Goodbye winter, konnichi wa spring! For those in Japan, the beautiful and elegant cherry blossom season began in March this year. Cherry trees come into flower in early spring. Cherry blossoms in Toowoomba can be seen mostly in the Japanese Gardens, Darling Heights and the Queens Park Botanic Gardens. These pretty pink flowers are about to blossom, in approximately one or two days.
In Tokyo, outside the Yasukuni Shrine lives a Someiyoshino tree which, when it flowers, marks the official start of the cherry blossom season. The tree is purported to be the first one to bloom each year. The cherry tree does well in cooler climates.
A previous spring's blossoms in the Botanic Gardens.
The cherry tree is of the genus 'prunus'. The prunus serrulata is the best-known cherry tree in Japan and is commonly called 'Sakura'. You may have heard pieces of music by that name which are dedicated to these blossoms.
The Sakura teaches of Japan's history, culture and the identity of the Japanese people. By April, the blossoms are at the peak of their beauty, though they can flower as early as January in Okinawa, or as late as May in the cooler Hokkaido. Other flowers are also celebrated all over Japan, especially the plum blossoms.
A cherry blossom viewing party is called a 'hanami' which translates as 'flower viewing'. These centuries-old parties are held day or night and can get noisy and crowded. Paper lanterns are hung. Older Japanese prefer the more peaceful plum viewing party. If you ever travel to Japan for this special season, they will say 'yokoso' - welcome.
Cherry blossoms in the Japanese Gardens, Regent St, Darling Heights.
Toowoomba has a sister city in Japan, Takatsuki. A sister city is a relationship which enhances cultural exchanges and fosters business opportunities. It also promotes cultural diversity and enriches our community. Many Japanese students come to study at the University of Southern Queensland.
The beautiful blossoms in Toowoomba are worth seeing. As the Garden City, Toowoomba celebrates spring with the Carnival of Flowers each year. In 2020, the carnival begins on 18 September (to 27th).
As well as viewing the breathtaking display of the cherry blossoms, you could also celebrate by creating origami cherry blossoms. They are surprisingly beautiful.
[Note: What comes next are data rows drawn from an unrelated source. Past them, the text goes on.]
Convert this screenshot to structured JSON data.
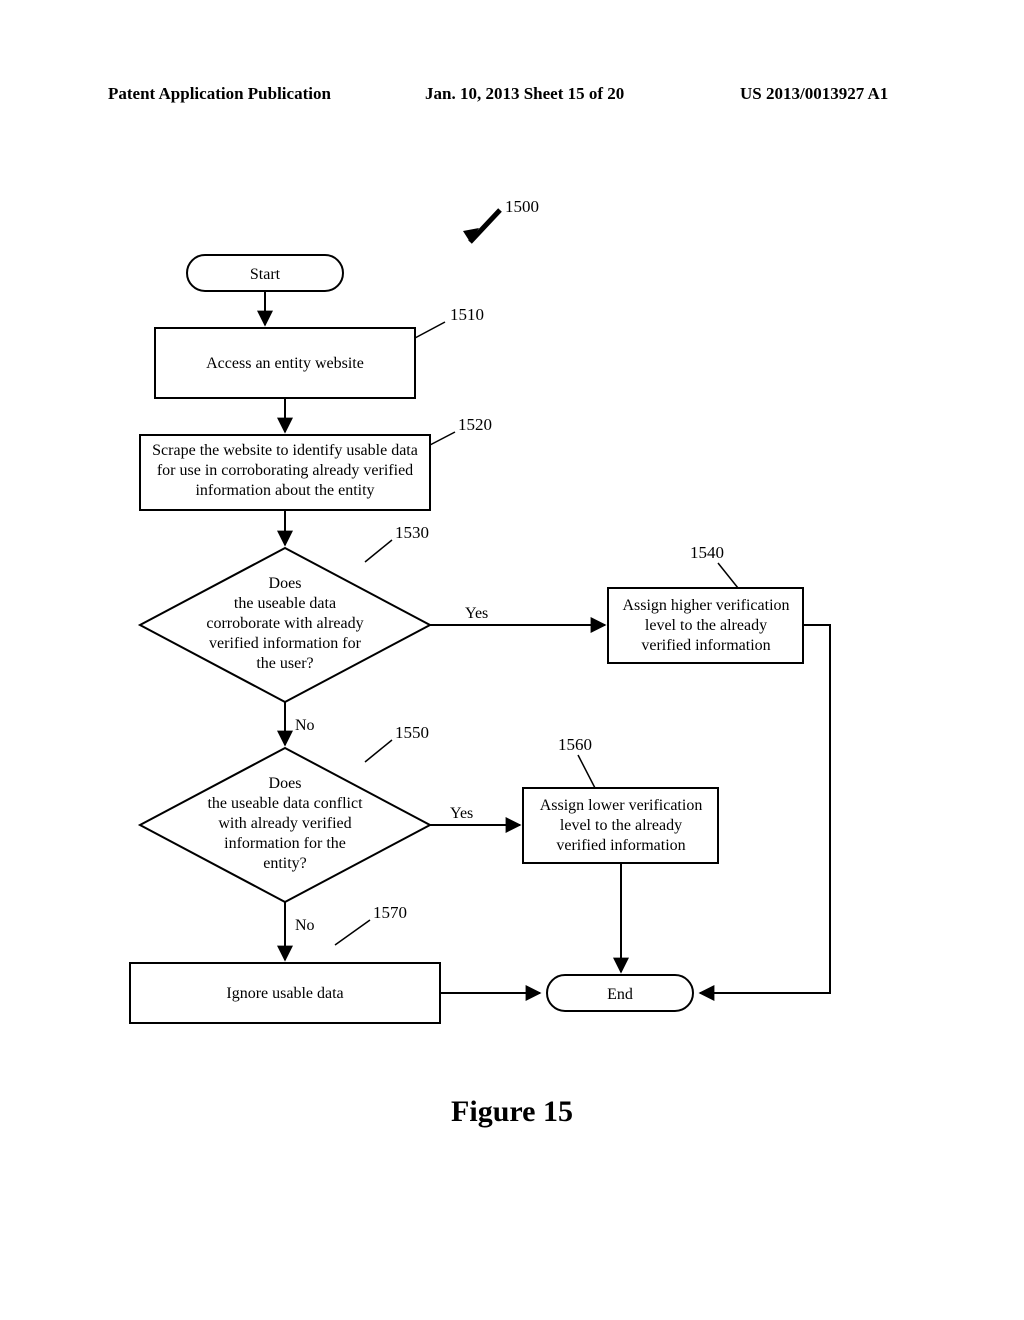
{
  "header": {
    "left": "Patent Application Publication",
    "center": "Jan. 10, 2013  Sheet 15 of 20",
    "right": "US 2013/0013927 A1"
  },
  "figure_title": "Figure 15",
  "refs": {
    "r1500": "1500",
    "r1510": "1510",
    "r1520": "1520",
    "r1530": "1530",
    "r1540": "1540",
    "r1550": "1550",
    "r1560": "1560",
    "r1570": "1570"
  },
  "nodes": {
    "start": "Start",
    "end": "End",
    "b1510": "Access an entity website",
    "b1520_l1": "Scrape the website to identify usable data",
    "b1520_l2": "for use in corroborating already verified",
    "b1520_l3": "information about the entity",
    "d1530_l1": "Does",
    "d1530_l2": "the useable data",
    "d1530_l3": "corroborate with already",
    "d1530_l4": "verified information for",
    "d1530_l5": "the user?",
    "b1540_l1": "Assign higher verification",
    "b1540_l2": "level to the already",
    "b1540_l3": "verified information",
    "d1550_l1": "Does",
    "d1550_l2": "the useable data conflict",
    "d1550_l3": "with already verified",
    "d1550_l4": "information for the",
    "d1550_l5": "entity?",
    "b1560_l1": "Assign lower verification",
    "b1560_l2": "level to the already",
    "b1560_l3": "verified information",
    "b1570": "Ignore usable data"
  },
  "edges": {
    "yes": "Yes",
    "no": "No"
  }
}
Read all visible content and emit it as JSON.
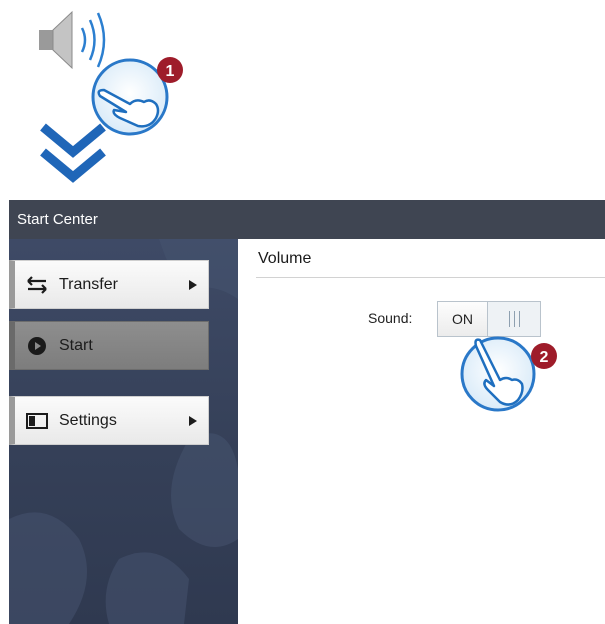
{
  "illustration": {
    "step1_badge": "1",
    "step2_badge": "2",
    "icons": [
      "speaker-icon",
      "hand-pointer-icon",
      "double-chevron-down-icon"
    ]
  },
  "window": {
    "title": "Start Center"
  },
  "sidebar": {
    "items": [
      {
        "label": "Transfer",
        "icon": "transfer-arrows-icon",
        "has_submenu": true,
        "active": false
      },
      {
        "label": "Start",
        "icon": "play-circle-icon",
        "has_submenu": false,
        "active": true
      },
      {
        "label": "Settings",
        "icon": "settings-panel-icon",
        "has_submenu": true,
        "active": false
      }
    ]
  },
  "main": {
    "section_title": "Volume",
    "sound_label": "Sound:",
    "sound_toggle": {
      "state": "ON"
    }
  },
  "colors": {
    "accent_blue": "#1f6fbf",
    "badge_red": "#9e1c2a",
    "titlebar": "#3f4552",
    "sidebar": "#38435c"
  }
}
There are other gorgeous blossom trees around Toowoomba including a lovely blossom avenue in Laurel Bank Park, City and at the University of Southern Queensland near the ring road Japanese Gardens entrance, plus a row of what looks like almond blossoms in 'Eat Street', the city.